I have always wanted to make swiss rolls, especially after my recent Japan trip. Their sponge cake and rolls with light creamy fillings really make me drool! How I wish I could replicate some of those delightful sweet treats. One common problem with making swiss rolls is rolling up a firm swiss roll and yet without any cracks on the surface or fillings escaping from the side. While browsing through recipes from fellow bloggers, I chanced upon this Orange Roll recipe from Kitchen Corner, and adapted it for my Pandan Roll.
Don't you think the above looks like Matcha and Azuki roll (Green Tea with red bean fillings)? I have some mashed purple sweet potato in the fridge (leftovers from making my Purple Ondeh Ondeh), so combining 2 parts of mashed sweet potato to 1 part of kaya (any bottled kaya), I have this special "red bean fillings".
I adapted my recipe from Kitchen Corner's blog, whose original recipe from "孟老师 - 分蛋式海绵蛋糕 " (i.e. sponge cake that uses the separated eggs method)
Tip: You need to measure the size of your baking tray to arrive at the correct amount of ingredients needed. This is to ensure that you achieve the right size for your cake roll, i.e. not too thick or thin.
孟老师的美味蛋糕卷 (36cm x 26cm = 936)
My baking tray (30cm x 20cm = 600) x 2 baking trays = 1200
1200 ÷ 936 = 1.28 (approximately 1.3)
Therefore, I multiplied all ingredients from the original recipe by 1.3 to match my baking trays.
I have shown both the original recipe proportion and my adapted recipe, for the convenience of calculating the ingredients to match any sizes of baking trays.
Original recipe proportion (My adapted recipe):
Unsalted melted butter (26g)*
Orange juice (26g)*
100g egg yolks (130g) - 130g = approximately 7 egg yolks
25g caster sugar (33g)
160g egg whites (208g) - 200g = approximately 6 egg whites
75g caster sugar (98g)

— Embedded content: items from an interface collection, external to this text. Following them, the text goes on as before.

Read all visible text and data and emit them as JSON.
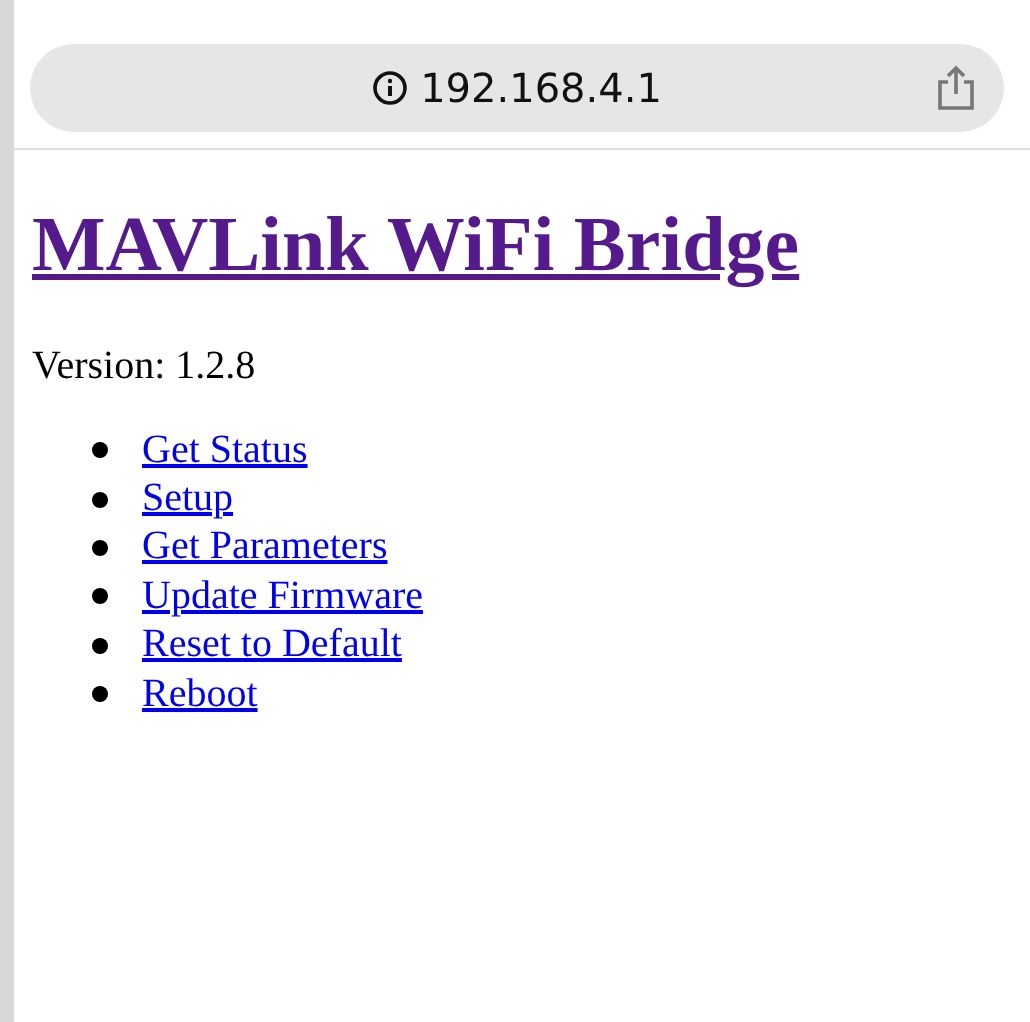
{
  "address_bar": {
    "url": "192.168.4.1"
  },
  "title": "MAVLink WiFi Bridge",
  "version": "Version: 1.2.8",
  "links": [
    {
      "label": "Get Status"
    },
    {
      "label": "Setup"
    },
    {
      "label": "Get Parameters"
    },
    {
      "label": "Update Firmware"
    },
    {
      "label": "Reset to Default"
    },
    {
      "label": "Reboot"
    }
  ]
}
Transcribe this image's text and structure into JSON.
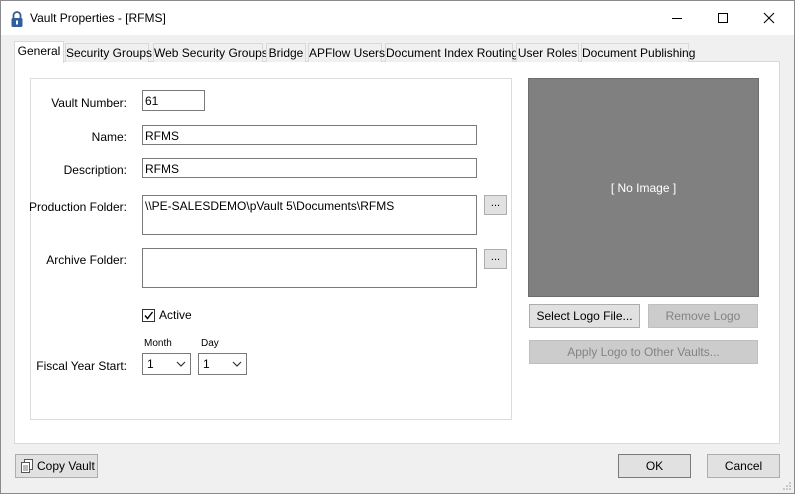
{
  "window": {
    "title": "Vault Properties - [RFMS]",
    "icon": "lock-icon",
    "controls": {
      "minimize": "minimize-icon",
      "maximize": "maximize-icon",
      "close": "close-icon"
    }
  },
  "tabs": [
    {
      "label": "General",
      "active": true
    },
    {
      "label": "Security Groups",
      "active": false
    },
    {
      "label": "Web Security Groups",
      "active": false
    },
    {
      "label": "Bridge",
      "active": false
    },
    {
      "label": "APFlow Users",
      "active": false
    },
    {
      "label": "Document Index Routing",
      "active": false
    },
    {
      "label": "User Roles",
      "active": false
    },
    {
      "label": "Document Publishing",
      "active": false
    }
  ],
  "general": {
    "vault_number": {
      "label": "Vault Number:",
      "value": "61"
    },
    "name": {
      "label": "Name:",
      "value": "RFMS"
    },
    "description": {
      "label": "Description:",
      "value": "RFMS"
    },
    "production_folder": {
      "label": "Production Folder:",
      "value": "\\\\PE-SALESDEMO\\pVault 5\\Documents\\RFMS",
      "browse_label": "..."
    },
    "archive_folder": {
      "label": "Archive Folder:",
      "value": "",
      "browse_label": "..."
    },
    "active": {
      "label": "Active",
      "checked": true
    },
    "fiscal_year_start": {
      "label": "Fiscal Year Start:",
      "month_label": "Month",
      "month_value": "1",
      "day_label": "Day",
      "day_value": "1"
    }
  },
  "logo": {
    "placeholder": "[ No Image ]",
    "select_button": "Select Logo File...",
    "remove_button": "Remove Logo",
    "apply_button": "Apply Logo to Other Vaults..."
  },
  "footer": {
    "copy_vault": "Copy Vault",
    "copy_icon": "copy-icon",
    "ok": "OK",
    "cancel": "Cancel"
  },
  "colors": {
    "logo_background": "#808080",
    "window_background": "#f0f0f0",
    "button_face": "#e1e1e1",
    "disabled_button": "#cccccc"
  }
}
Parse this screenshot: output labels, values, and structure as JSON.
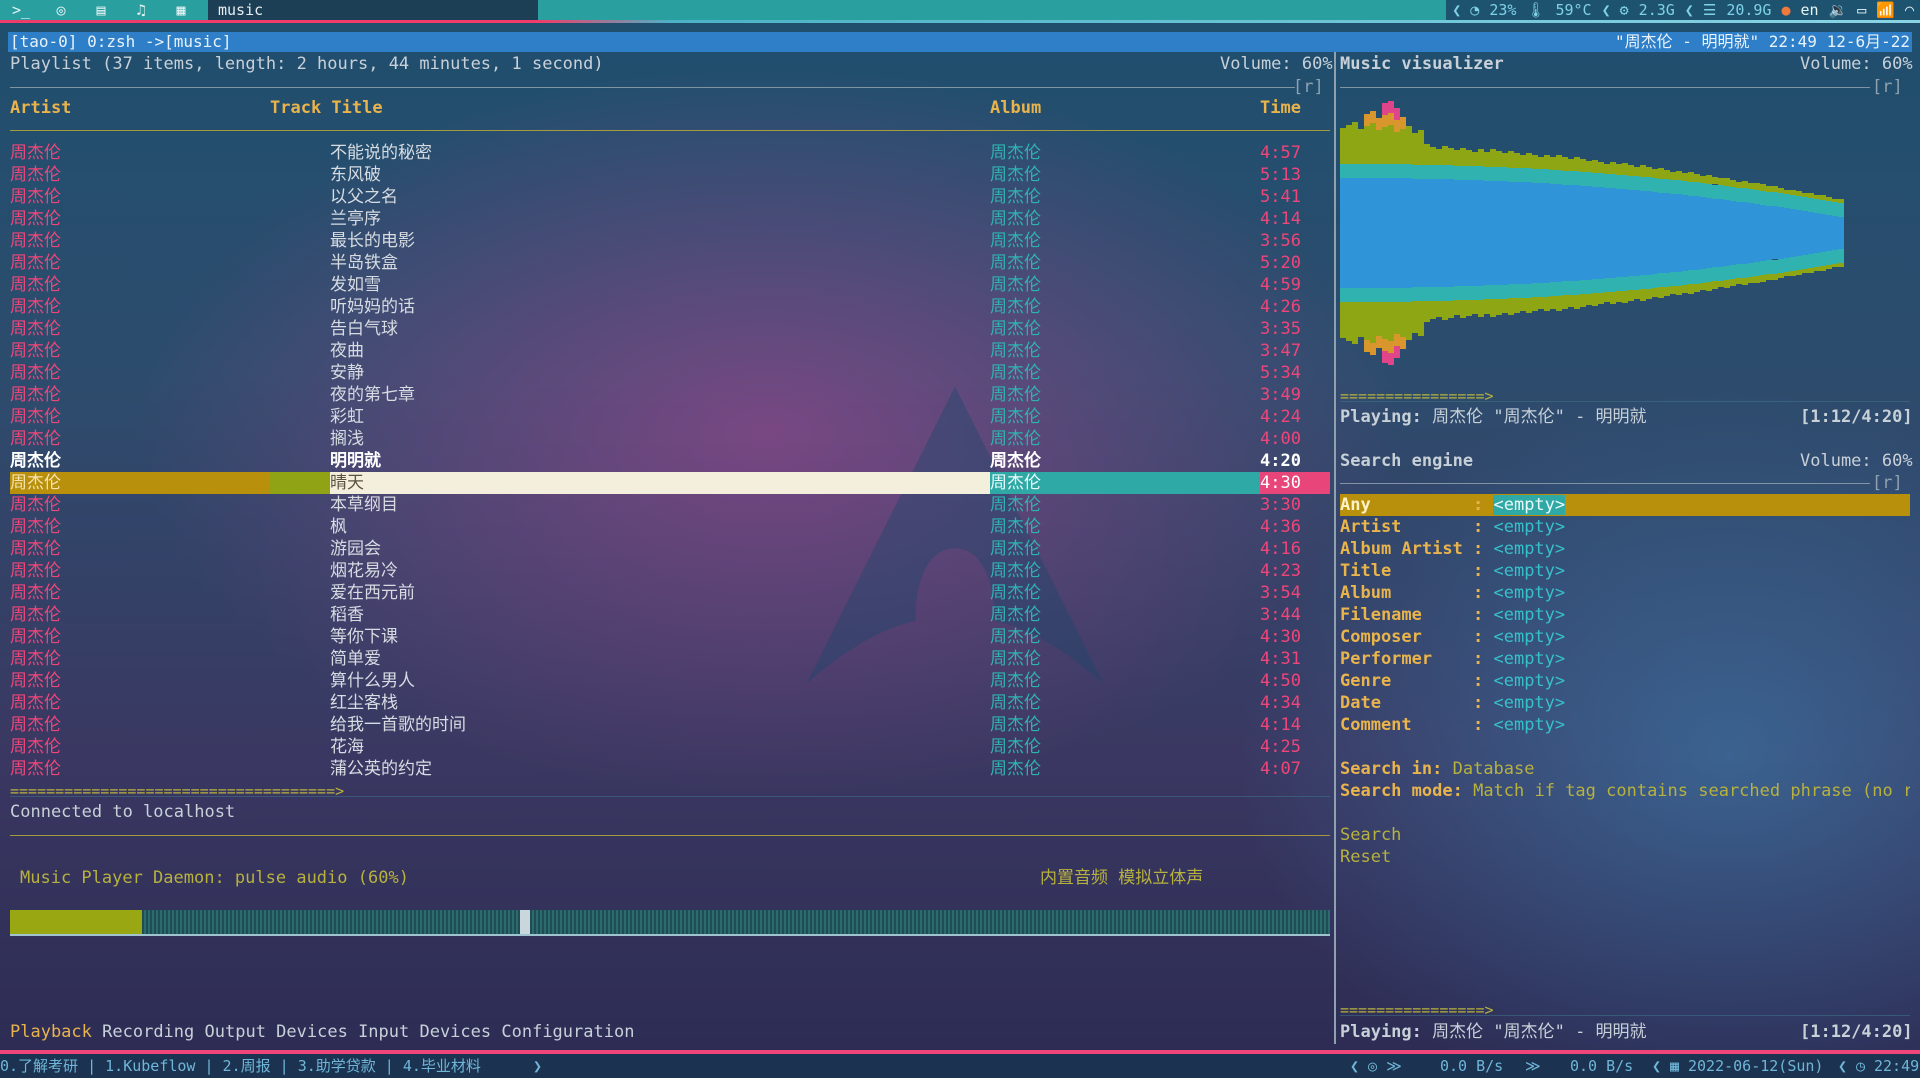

55g plain flour (72g) - I used top flour (sifted)
* I replaced with 52g of coconut milk + 1 tsp of pandan paste (mix and set aside)
1) Prepare two baking trays lined with baking paper (no need to grease).
2) Whisk the egg yolks with sugar in a double boiler until thicken and pale in color. In another bowl, whisk the egg whites with caster sugar until peak foam.
3) Fold the egg yolks into the egg whites, gently fold in the sifted flour.
4) Pour 1/4 mixture (3) into a clean bowl, add the coconut milk mixture
5) Pour into prepared baking trays and spread evenly. Bake at 190C for 10 - 12 minutes. Be careful not to over bake it (or there will be cracks during rolling).
6) Remove the sponge cake from the baking tray immediate when it is out from the oven and place it on a wire rack to cool completely.
7) Get ready a sheet of baking paper. Flip the sponge onto the baking paper and peel away the backing paper from the sponge. Spread your favorite fillings on the surface and roll it up. Chill in the fridge for 1 hour before serving.
1) Here is a short video clip on how to roll up your swiss roll with fillings. This method requires rolling up the cake immediately when it's out from the oven (while it's still soft). I think this applies to cake with a drier texture. The above pandan roll recipe yields soft and moist texture, so there's no need to roll immediately when out of oven.
2) Personally, I find the pandan roll a little too moist. If you examine the proportion of flour to eggs, it seems that the amount of flour used is very little, given that I would usually used 4 eggs to about 70 - 80g of flour for chiffon cake. But again, chiffon cake has a drier texture, i.e. if I increase the flour proportion as that of a chiffon cake, cracks may form on the cake while rolling up. Maybe, I will just increase the flour to about 90g the next time when I make Swiss rolls.